━━━━━ DATA EXTRACT ━━━━━

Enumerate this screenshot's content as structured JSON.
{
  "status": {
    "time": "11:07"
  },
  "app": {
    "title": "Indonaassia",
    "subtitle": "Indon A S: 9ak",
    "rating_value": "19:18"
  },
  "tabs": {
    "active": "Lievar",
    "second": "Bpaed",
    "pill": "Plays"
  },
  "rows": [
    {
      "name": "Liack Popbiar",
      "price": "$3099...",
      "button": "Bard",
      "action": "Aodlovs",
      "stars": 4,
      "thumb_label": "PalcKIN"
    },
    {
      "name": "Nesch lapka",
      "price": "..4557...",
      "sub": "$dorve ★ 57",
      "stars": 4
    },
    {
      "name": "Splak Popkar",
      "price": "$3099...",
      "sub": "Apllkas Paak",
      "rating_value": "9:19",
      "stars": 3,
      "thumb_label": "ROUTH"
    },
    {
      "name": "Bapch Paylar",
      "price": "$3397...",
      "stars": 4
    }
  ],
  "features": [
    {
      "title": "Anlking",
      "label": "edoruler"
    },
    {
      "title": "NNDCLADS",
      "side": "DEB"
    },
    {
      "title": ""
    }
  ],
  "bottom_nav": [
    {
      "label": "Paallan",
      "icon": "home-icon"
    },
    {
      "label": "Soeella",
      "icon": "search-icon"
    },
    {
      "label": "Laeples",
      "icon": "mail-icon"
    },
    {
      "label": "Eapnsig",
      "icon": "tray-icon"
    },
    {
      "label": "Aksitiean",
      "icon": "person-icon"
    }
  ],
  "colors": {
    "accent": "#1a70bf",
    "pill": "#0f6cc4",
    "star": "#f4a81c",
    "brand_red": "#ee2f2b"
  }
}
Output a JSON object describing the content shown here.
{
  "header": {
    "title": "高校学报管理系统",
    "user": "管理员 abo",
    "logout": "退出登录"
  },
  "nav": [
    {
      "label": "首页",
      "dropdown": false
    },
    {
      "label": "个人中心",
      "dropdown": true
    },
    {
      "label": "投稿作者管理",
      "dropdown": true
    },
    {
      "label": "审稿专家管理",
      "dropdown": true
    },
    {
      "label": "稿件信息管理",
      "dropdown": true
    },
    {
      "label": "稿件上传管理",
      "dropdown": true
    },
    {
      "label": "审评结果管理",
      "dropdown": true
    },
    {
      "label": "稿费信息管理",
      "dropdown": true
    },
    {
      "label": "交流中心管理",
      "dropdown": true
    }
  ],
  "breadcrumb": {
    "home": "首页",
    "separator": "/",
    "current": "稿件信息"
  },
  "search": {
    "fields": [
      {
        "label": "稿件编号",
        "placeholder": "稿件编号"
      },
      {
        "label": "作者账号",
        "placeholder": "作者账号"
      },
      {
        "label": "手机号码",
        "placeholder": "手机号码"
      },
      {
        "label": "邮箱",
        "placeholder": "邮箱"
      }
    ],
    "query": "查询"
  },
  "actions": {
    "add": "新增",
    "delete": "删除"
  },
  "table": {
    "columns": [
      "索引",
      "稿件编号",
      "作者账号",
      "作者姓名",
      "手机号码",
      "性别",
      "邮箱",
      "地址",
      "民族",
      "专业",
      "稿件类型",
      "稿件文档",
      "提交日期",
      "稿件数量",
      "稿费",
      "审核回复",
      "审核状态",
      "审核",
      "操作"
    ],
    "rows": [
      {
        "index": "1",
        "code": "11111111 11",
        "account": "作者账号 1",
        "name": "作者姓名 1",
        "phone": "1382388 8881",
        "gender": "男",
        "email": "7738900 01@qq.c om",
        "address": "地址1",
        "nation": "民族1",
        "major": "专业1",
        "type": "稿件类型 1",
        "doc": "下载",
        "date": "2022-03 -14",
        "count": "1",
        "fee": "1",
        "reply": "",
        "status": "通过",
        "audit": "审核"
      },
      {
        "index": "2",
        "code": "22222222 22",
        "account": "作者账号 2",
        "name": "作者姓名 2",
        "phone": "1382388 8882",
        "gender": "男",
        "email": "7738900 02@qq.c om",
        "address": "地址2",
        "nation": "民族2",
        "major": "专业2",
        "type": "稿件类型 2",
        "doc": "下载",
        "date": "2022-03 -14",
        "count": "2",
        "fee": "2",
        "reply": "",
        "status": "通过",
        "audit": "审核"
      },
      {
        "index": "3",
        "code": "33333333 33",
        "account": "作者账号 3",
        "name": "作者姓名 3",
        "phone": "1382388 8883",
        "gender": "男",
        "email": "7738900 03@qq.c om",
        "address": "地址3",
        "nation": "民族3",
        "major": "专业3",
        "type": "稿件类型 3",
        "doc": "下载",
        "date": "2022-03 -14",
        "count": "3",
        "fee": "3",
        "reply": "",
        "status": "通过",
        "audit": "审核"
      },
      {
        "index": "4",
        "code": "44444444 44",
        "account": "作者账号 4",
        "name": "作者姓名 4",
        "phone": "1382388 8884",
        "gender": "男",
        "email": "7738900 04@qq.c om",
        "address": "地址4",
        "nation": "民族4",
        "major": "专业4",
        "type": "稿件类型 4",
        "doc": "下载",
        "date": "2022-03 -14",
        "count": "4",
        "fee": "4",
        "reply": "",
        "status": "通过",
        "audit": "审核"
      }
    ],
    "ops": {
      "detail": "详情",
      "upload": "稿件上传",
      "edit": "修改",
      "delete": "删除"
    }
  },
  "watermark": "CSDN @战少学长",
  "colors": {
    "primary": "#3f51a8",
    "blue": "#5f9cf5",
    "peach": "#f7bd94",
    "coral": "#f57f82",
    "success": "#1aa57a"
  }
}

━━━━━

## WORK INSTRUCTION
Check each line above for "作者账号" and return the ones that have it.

## FINISHED TASK
        "label": "作者账号",
        "placeholder": "作者账号"
      "作者账号",
        "account": "作者账号 1",
        "account": "作者账号 2",
        "account": "作者账号 3",
        "account": "作者账号 4",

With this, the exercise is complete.